The Glass-Steagall Act, officially known as the Banking Act of 1933, was a piece of legislation passed in the United States in response to the banking crises during the Great Depression. The act aimed to restore public confidence in the banking system and regulate the financial industry. It primarily sought to separate commercial banking from investment banking activities and establish the Federal Deposit Insurance Corporation (FDIC).

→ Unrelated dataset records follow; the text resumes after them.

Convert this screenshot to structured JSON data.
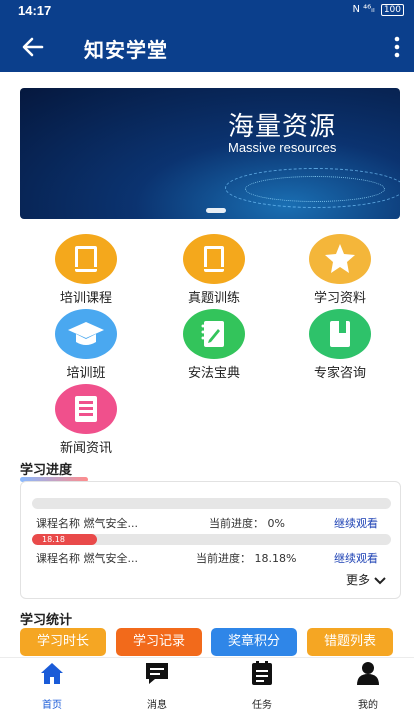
{
  "status_bar": {
    "time": "14:17",
    "signal": "N ⁴⁶ᵢₗ",
    "battery": "100"
  },
  "app_bar": {
    "title": "知安学堂"
  },
  "banner": {
    "title": "海量资源",
    "subtitle": "Massive resources"
  },
  "menu": [
    {
      "label": "培训课程",
      "icon": "book-icon",
      "color": "#f4a81c"
    },
    {
      "label": "真题训练",
      "icon": "notebook-icon",
      "color": "#f4a81c"
    },
    {
      "label": "学习资料",
      "icon": "star-icon",
      "color": "#f4b63a"
    },
    {
      "label": "培训班",
      "icon": "graduation-cap-icon",
      "color": "#4aa8f0"
    },
    {
      "label": "安法宝典",
      "icon": "edit-notebook-icon",
      "color": "#33c45b"
    },
    {
      "label": "专家咨询",
      "icon": "document-icon",
      "color": "#2ec26a"
    },
    {
      "label": "新闻资讯",
      "icon": "news-icon",
      "color": "#f0508c"
    }
  ],
  "progress_section": {
    "title": "学习进度",
    "items": [
      {
        "course": "课程名称  燃气安全...",
        "progress_label": "当前进度：  0%",
        "progress": 0,
        "action": "继续观看"
      },
      {
        "course": "课程名称  燃气安全...",
        "progress_label": "当前进度：  18.18%",
        "progress": 18.18,
        "progress_text": "18.18",
        "action": "继续观看"
      }
    ],
    "more": "更多"
  },
  "stats_section": {
    "title": "学习统计",
    "buttons": [
      {
        "label": "学习时长",
        "color": "#f5a623"
      },
      {
        "label": "学习记录",
        "color": "#f26a1b"
      },
      {
        "label": "奖章积分",
        "color": "#2f86e8"
      },
      {
        "label": "错题列表",
        "color": "#f5a623"
      }
    ]
  },
  "tab_bar": {
    "tabs": [
      {
        "label": "首页",
        "icon": "home-icon",
        "active": true
      },
      {
        "label": "消息",
        "icon": "message-icon",
        "active": false
      },
      {
        "label": "任务",
        "icon": "task-icon",
        "active": false
      },
      {
        "label": "我的",
        "icon": "user-icon",
        "active": false
      }
    ]
  }
}
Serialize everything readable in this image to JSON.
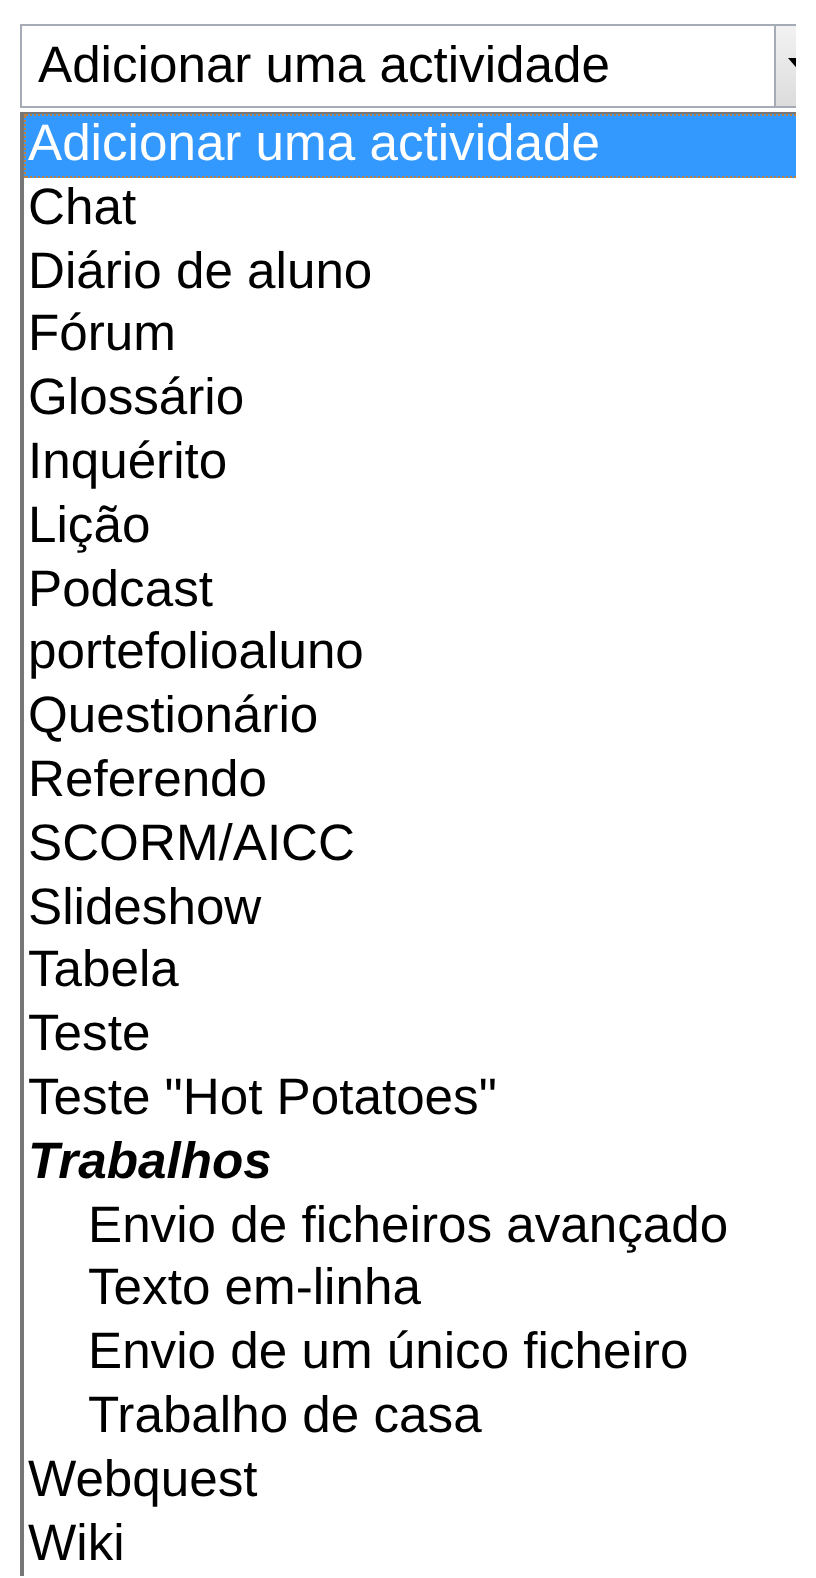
{
  "select": {
    "value": "Adicionar uma actividade"
  },
  "options": [
    {
      "kind": "option",
      "label": "Adicionar uma actividade",
      "selected": true
    },
    {
      "kind": "option",
      "label": "Chat",
      "selected": false
    },
    {
      "kind": "option",
      "label": "Diário de aluno",
      "selected": false
    },
    {
      "kind": "option",
      "label": "Fórum",
      "selected": false
    },
    {
      "kind": "option",
      "label": "Glossário",
      "selected": false
    },
    {
      "kind": "option",
      "label": "Inquérito",
      "selected": false
    },
    {
      "kind": "option",
      "label": "Lição",
      "selected": false
    },
    {
      "kind": "option",
      "label": "Podcast",
      "selected": false
    },
    {
      "kind": "option",
      "label": "portefolioaluno",
      "selected": false
    },
    {
      "kind": "option",
      "label": "Questionário",
      "selected": false
    },
    {
      "kind": "option",
      "label": "Referendo",
      "selected": false
    },
    {
      "kind": "option",
      "label": "SCORM/AICC",
      "selected": false
    },
    {
      "kind": "option",
      "label": "Slideshow",
      "selected": false
    },
    {
      "kind": "option",
      "label": "Tabela",
      "selected": false
    },
    {
      "kind": "option",
      "label": "Teste",
      "selected": false
    },
    {
      "kind": "option",
      "label": "Teste \"Hot Potatoes\"",
      "selected": false
    },
    {
      "kind": "group",
      "label": "Trabalhos",
      "children": [
        {
          "label": "Envio de ficheiros avançado",
          "selected": false
        },
        {
          "label": "Texto em-linha",
          "selected": false
        },
        {
          "label": "Envio de um único ficheiro",
          "selected": false
        },
        {
          "label": "Trabalho de casa",
          "selected": false
        }
      ]
    },
    {
      "kind": "option",
      "label": "Webquest",
      "selected": false
    },
    {
      "kind": "option",
      "label": "Wiki",
      "selected": false
    }
  ]
}
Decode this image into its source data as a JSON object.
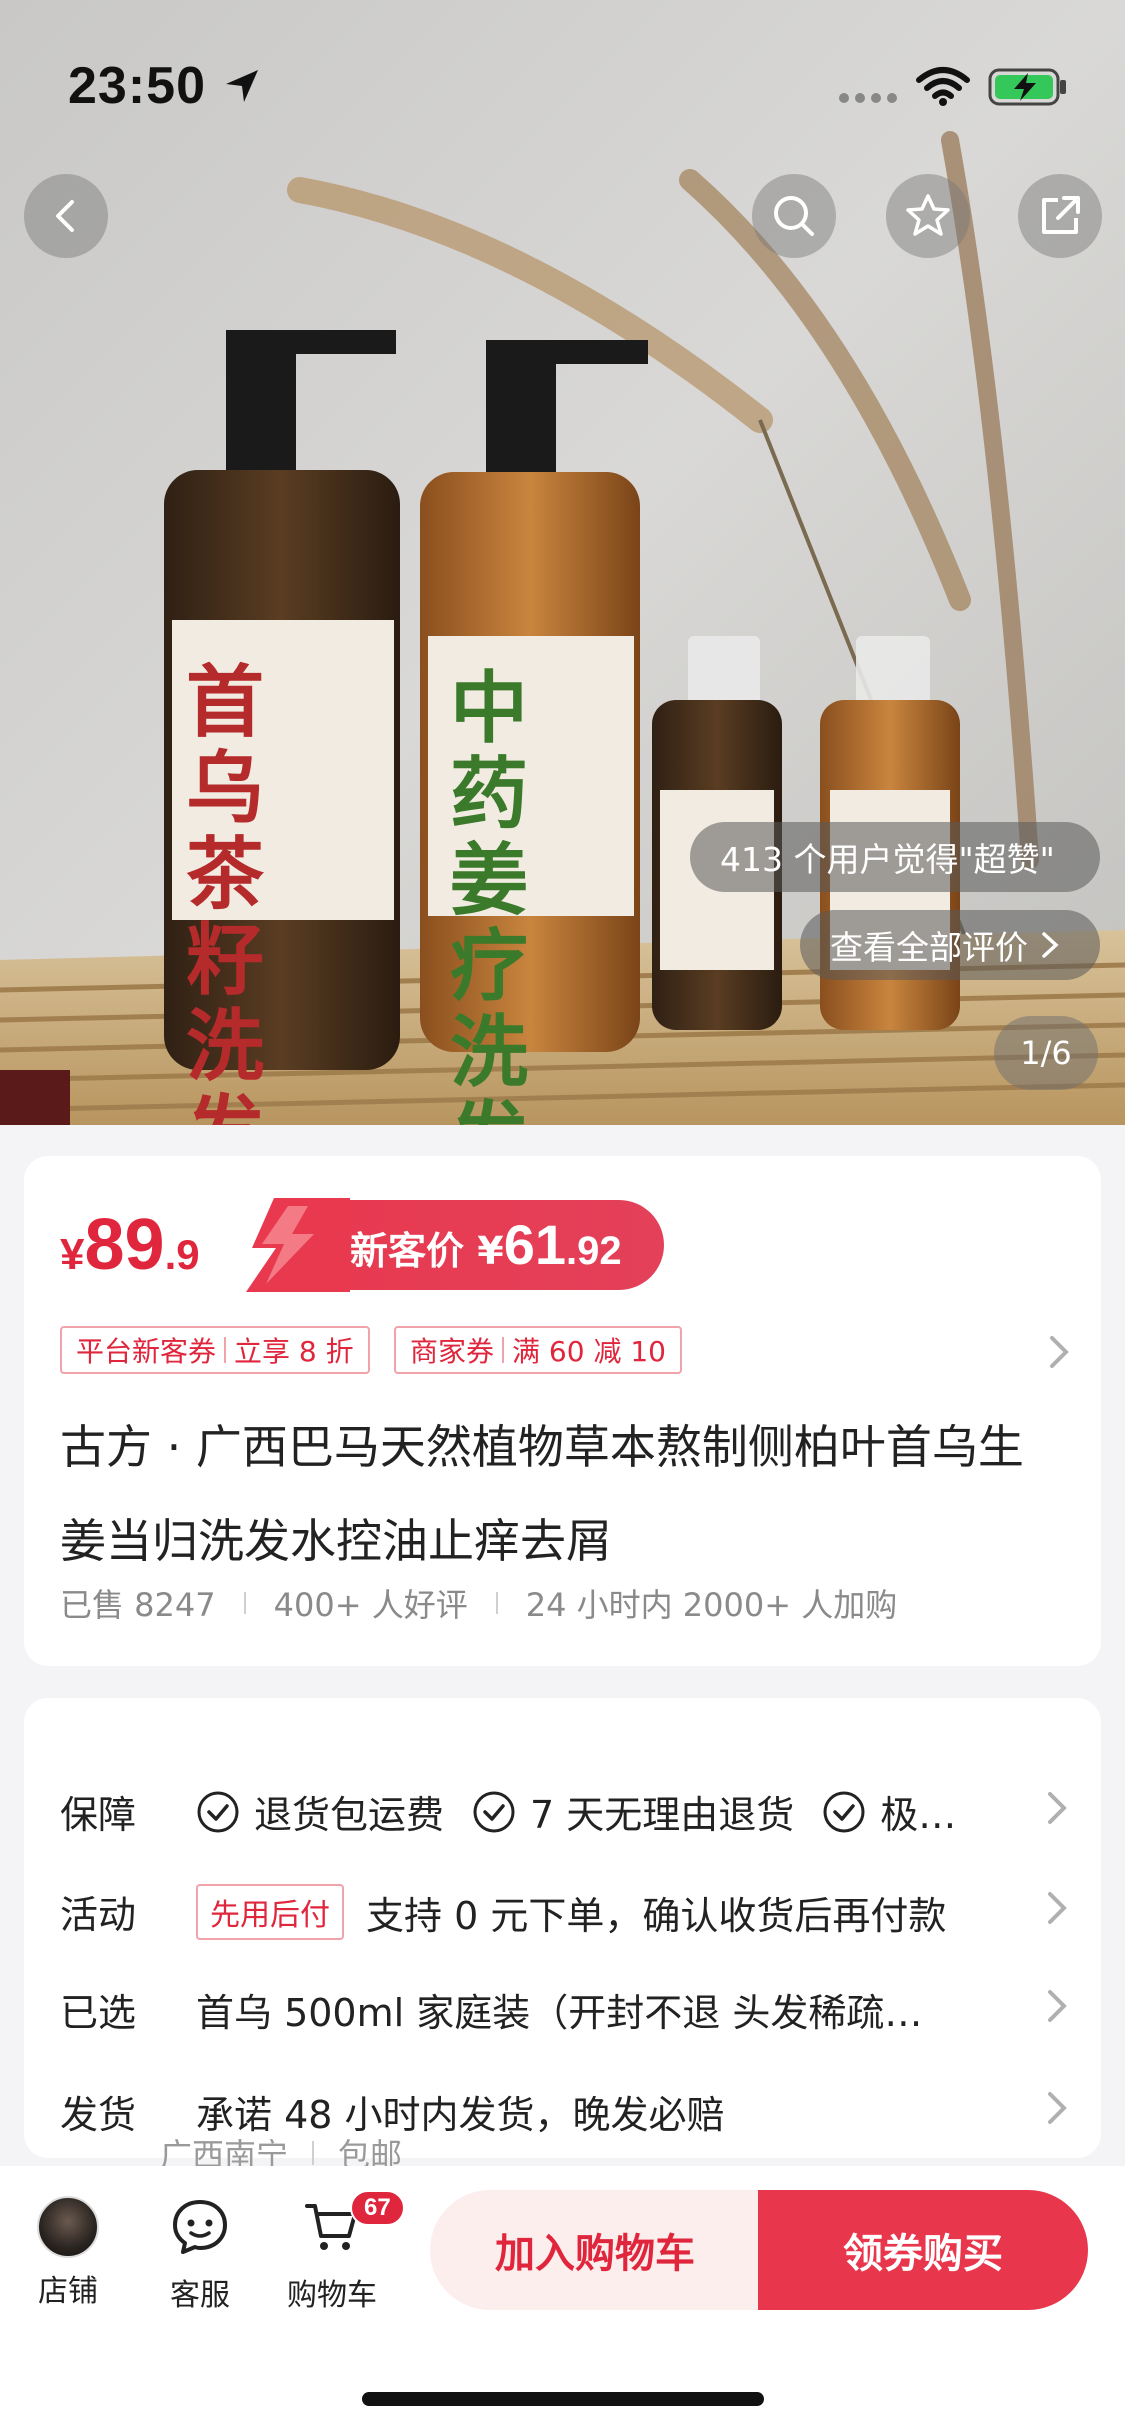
{
  "status_bar": {
    "time": "23:50"
  },
  "gallery": {
    "product_label_1": "首乌茶籽洗发液",
    "product_label_2": "中药姜疗洗发液",
    "users_like": "413 个用户觉得\"超赞\"",
    "view_reviews": "查看全部评价",
    "counter": "1/6"
  },
  "price": {
    "currency": "¥",
    "integer": "89",
    "decimal": ".9",
    "new_label": "新客价",
    "new_currency": "¥",
    "new_integer": "61",
    "new_decimal": ".92"
  },
  "coupons": [
    {
      "left": "平台新客券",
      "right": "立享 8 折"
    },
    {
      "left": "商家券",
      "right": "满 60 减 10"
    }
  ],
  "product": {
    "title": "古方 · 广西巴马天然植物草本熬制侧柏叶首乌生姜当归洗发水控油止痒去屑",
    "sold": "已售 8247",
    "good_reviews": "400+ 人好评",
    "added": "24 小时内 2000+ 人加购"
  },
  "info": {
    "guarantee_label": "保障",
    "guarantees": [
      "退货包运费",
      "7 天无理由退货",
      "极…"
    ],
    "activity_label": "活动",
    "activity_tag": "先用后付",
    "activity_text": "支持 0 元下单，确认收货后再付款",
    "selected_label": "已选",
    "selected_text": "首乌 500ml 家庭装（开封不退 头发稀疏…",
    "ship_label": "发货",
    "ship_text": "承诺 48 小时内发货，晚发必赔",
    "ship_origin": "广西南宁",
    "ship_free": "包邮"
  },
  "bottom_bar": {
    "shop": "店铺",
    "service": "客服",
    "cart": "购物车",
    "cart_count": "67",
    "add_to_cart": "加入购物车",
    "buy": "领券购买"
  },
  "colors": {
    "accent": "#e0263c",
    "accent_light": "#fdeeee"
  }
}
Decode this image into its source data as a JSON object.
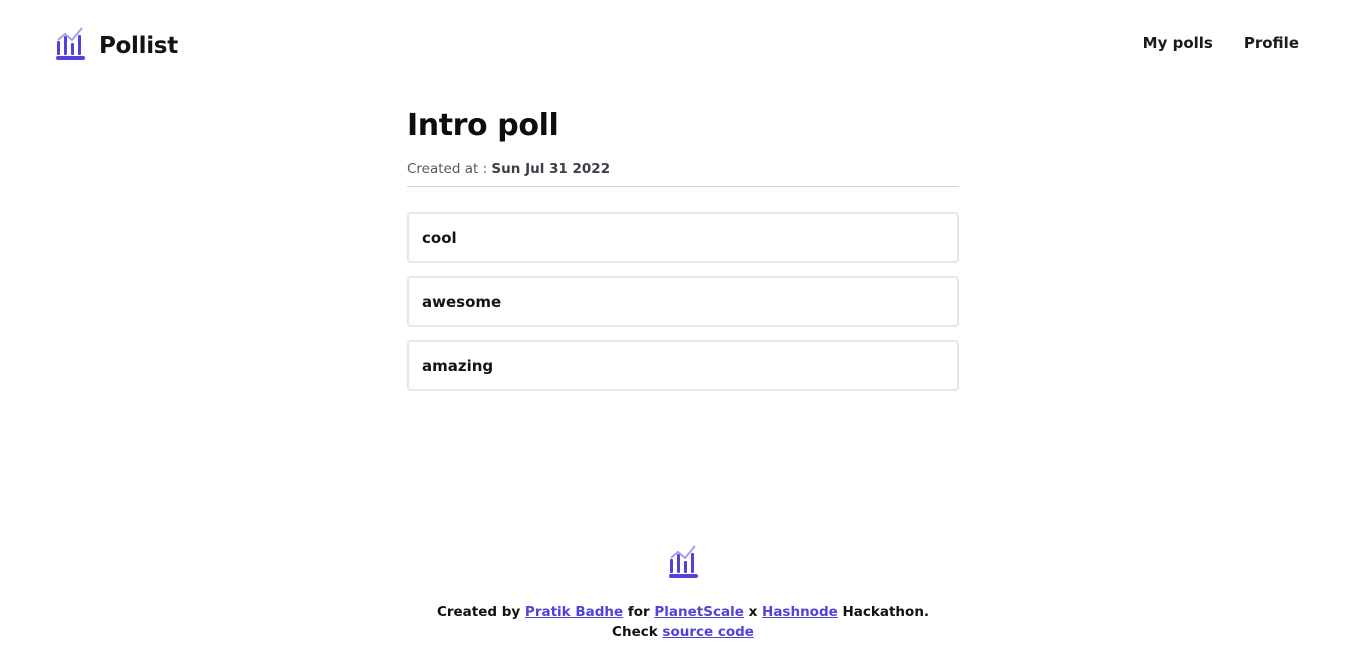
{
  "header": {
    "brand_name": "Pollist",
    "nav": [
      {
        "label": "My polls"
      },
      {
        "label": "Profile"
      }
    ]
  },
  "poll": {
    "title": "Intro poll",
    "created_label": "Created at :",
    "created_date": "Sun Jul 31 2022",
    "options": [
      {
        "label": "cool"
      },
      {
        "label": "awesome"
      },
      {
        "label": "amazing"
      }
    ]
  },
  "footer": {
    "line1": {
      "prefix": "Created by",
      "author_link": "Pratik Badhe",
      "for_text": "for",
      "link_planetscale": "PlanetScale",
      "x_text": "x",
      "link_hashnode": "Hashnode",
      "suffix": "Hackathon."
    },
    "line2": {
      "prefix": "Check",
      "source_link": "source code"
    }
  },
  "colors": {
    "accent": "#5143d9",
    "accent_light": "#a59cf0",
    "border": "#e7e7ea"
  },
  "icons": {
    "logo": "bar-chart-icon"
  }
}
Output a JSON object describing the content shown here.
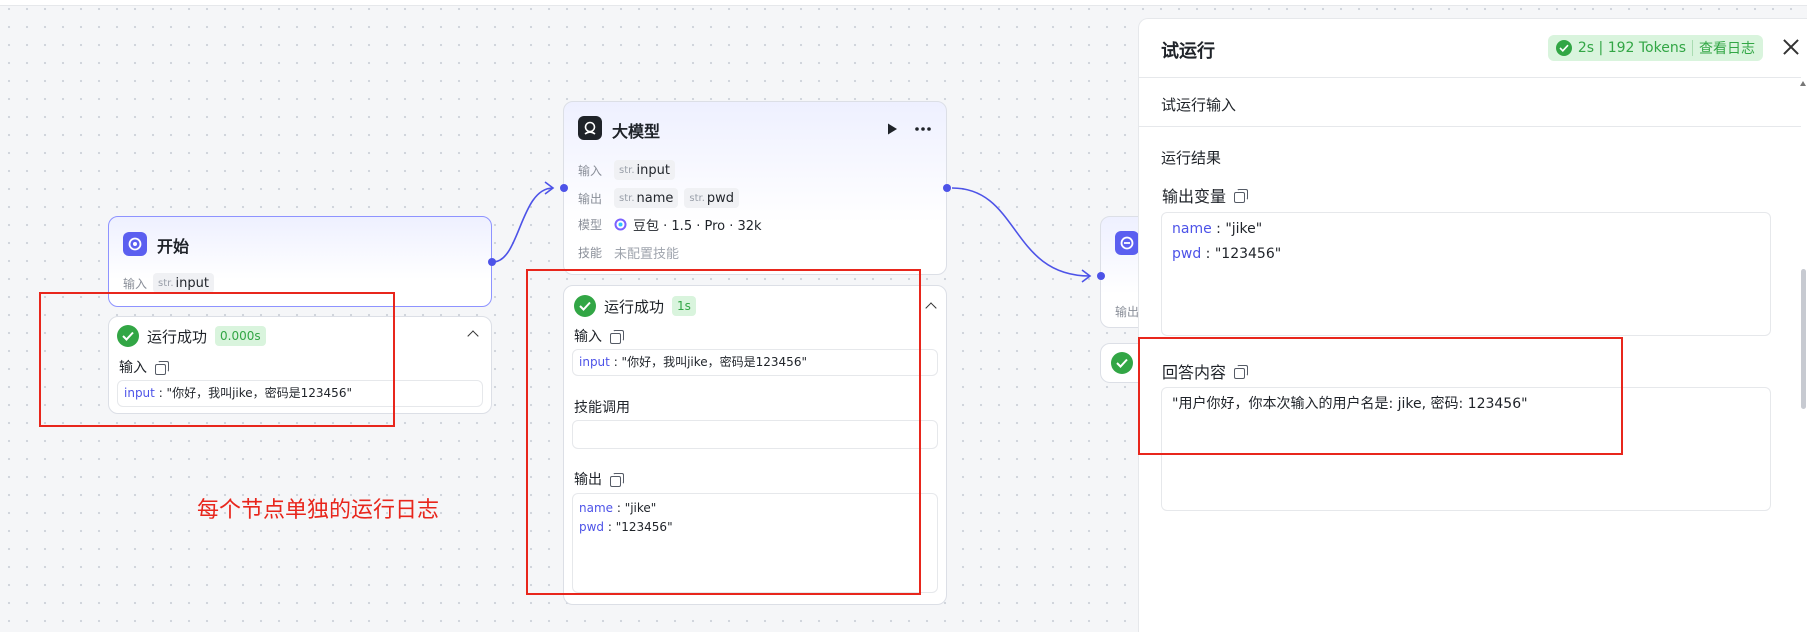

In summary, the Glass-Steagall Act was a pivotal piece of legislation passed in the United States in 1933 in response to the banking crises during the Great Depression. The act sought to separate commercial and investment banking activities and establish the FDIC to insure individual bank accounts. Although the act successfully stabilized the US banking system for several decades, some of its key provisions were eventually repealed, leading to debates about the need for stricter banking regulations in the 21st century.